        • http://www.unitedrant.co.uk Ed

          cyrildo – who said too young? Not ready is different….

  • Denton Davey

    ForeverRed @ 12:56: “Fergie is single handedly to blame for the perennial deterioration of our MF with absolutely zero strategic plan for its rejuvenation.”

    That’s a bit harsh – there was a plan but it hasn’t worked. YoungTom just hasn’t improved (too much of the sideways/backwards passing) while FatBoyAndo has had his problems and Pogba is a thoroughly-modern mercenary. All three had big up-sides but now there’s basically diddly-squat in value from their contributions.

    Allowing for SAF’s bare-cupboard in midfield, the solution was obvious – spend and import some mercenaries of our own. What’s been so galling this summer has been the way in which the shopping has been conducted – trying out low-ball offers for Fabregas rather than going in with a take-it-or-leave-it final offer of, say, 45 million for a guy who would immediately raise the quality of the midfield. Similarly, fiddling-while-Rome-burns with the second target – Ander Herrera – rather than paying his buy-out clause in full as soon as the Fabregas-option didn’t work out. AND, if it is considered that Baines/Fellaini are viable targets who could upgrade UTD’s squad (and maybe even the first-team) then why quibble over five or ten million quid when TheLads would have benefitted from a summer of “bedding in” with these new guys.

    Dropping five points from the first three matches is surely NOT worth the interest on the five or ten million that was “saved” by waiting until the deadline to pay Everton what they knew they could get by waiting-out the silly season and playing their cards close to their chest.

    • Damian Garside

      “Dropping five points from the first three matches is surely NOT worth the interest on the five or ten million that was “saved” by waiting until the deadline to pay Everton what they knew they could get by waiting-out the silly season and playing their cards close to their chest.”

      I have to agree with you. But, and here’s the horrible rub, Ed Woodward probably wouldn’t.

  • SKW

    Pathetic.

    It looks like bought no one and let Ozil slip through our fingers for the second time.

    I am disgusted.

  • Damian Garside

    Just checking the outcome of your poll: 32% of those who responded were sure Utd were going to “spend, spend, spend”.

    As for the rest — self included– “O ye of little credulity!”

  • Ray

    After the way August and July panned out in the transfer market for Ed and David should we really be surprised that September was any different. It’s been a farce from start to finish. We haven’t solved the midfield problem with the signing of Fellaini, we still have no left winger and Shinji seems no closer the first team than he was at the start of the season. Fellaini provides height and elbows, and is most effective at No.10. Which mean lumping it up to him, pushing real talents like Kagawa even further down the order. We are still screwed if Carrick gets injured. United is going to be tough watching this season.
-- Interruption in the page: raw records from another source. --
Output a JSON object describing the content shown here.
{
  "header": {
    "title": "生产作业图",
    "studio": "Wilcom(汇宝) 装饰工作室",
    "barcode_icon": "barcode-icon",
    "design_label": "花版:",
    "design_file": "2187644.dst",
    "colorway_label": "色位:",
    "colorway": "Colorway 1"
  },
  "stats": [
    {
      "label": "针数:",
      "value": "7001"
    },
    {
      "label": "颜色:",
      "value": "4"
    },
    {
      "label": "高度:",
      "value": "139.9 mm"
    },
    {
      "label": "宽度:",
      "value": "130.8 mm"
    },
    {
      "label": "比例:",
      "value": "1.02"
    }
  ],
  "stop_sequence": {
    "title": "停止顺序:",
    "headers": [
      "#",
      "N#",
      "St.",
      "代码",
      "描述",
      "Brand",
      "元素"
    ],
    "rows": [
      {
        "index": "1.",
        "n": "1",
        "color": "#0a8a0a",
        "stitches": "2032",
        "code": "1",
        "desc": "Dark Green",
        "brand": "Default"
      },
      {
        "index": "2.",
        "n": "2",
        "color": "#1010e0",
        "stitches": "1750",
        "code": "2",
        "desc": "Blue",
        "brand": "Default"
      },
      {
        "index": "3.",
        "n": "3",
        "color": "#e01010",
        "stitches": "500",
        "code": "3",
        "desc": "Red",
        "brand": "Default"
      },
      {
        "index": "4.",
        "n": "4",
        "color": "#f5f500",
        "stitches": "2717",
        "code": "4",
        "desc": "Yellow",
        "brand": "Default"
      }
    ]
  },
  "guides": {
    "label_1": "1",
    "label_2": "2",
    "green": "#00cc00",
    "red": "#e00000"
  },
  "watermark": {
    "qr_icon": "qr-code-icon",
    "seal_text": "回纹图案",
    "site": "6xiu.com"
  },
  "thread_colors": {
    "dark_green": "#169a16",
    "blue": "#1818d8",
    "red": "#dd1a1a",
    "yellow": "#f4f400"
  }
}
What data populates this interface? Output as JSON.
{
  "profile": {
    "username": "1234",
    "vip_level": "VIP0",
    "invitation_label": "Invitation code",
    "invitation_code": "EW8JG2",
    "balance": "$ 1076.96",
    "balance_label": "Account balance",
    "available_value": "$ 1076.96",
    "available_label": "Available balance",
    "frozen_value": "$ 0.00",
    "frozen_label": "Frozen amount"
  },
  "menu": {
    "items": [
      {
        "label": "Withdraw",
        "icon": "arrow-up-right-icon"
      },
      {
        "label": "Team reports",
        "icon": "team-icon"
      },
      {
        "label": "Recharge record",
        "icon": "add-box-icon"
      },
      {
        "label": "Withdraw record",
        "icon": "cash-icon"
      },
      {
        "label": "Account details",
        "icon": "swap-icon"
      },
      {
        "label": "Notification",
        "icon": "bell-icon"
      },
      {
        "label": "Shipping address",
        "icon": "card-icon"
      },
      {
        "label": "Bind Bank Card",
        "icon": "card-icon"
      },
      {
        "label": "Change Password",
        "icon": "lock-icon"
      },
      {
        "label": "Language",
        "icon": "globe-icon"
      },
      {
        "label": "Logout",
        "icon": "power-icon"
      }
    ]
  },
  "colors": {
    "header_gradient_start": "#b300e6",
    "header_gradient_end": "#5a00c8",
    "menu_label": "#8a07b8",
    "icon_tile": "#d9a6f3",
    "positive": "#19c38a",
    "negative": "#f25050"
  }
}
  • SammyG

    Denton, what is baffling is that he did not do anything about the problem as he must have realized by the end of 2011/12 that neither Ando or Clevs was the solution and reinforcements were needed. Carrick is also not a spring chicken. It does seem that some attempt was made with Sneijedr though we will never know the facts. He shuffled all manner of combinations in an attempt to fix the problem, including utilizing Scholes and Giggs, well past their prime and an acknowledgement that there was a problem. And even with a new manager there is only a partial fix, we have the fiasco that just took place. It is truly puzzling considering the quality elsewhere in the squad, with the exception of your favorite whipping boy.

    I would not be so harsh on Pogba. It does not seem as if he left for the money but for the chance to play regularly. Remember it is a carreer and in this modern era where the current crop of owners are businessman, not football fans, footballers are also entitled to take decisions that they feel are best for their carreers. The pie is now very large and owners, footballers, agents are all after the biggest chunk they can get. Idealism and love of the game is largely left with us the fans.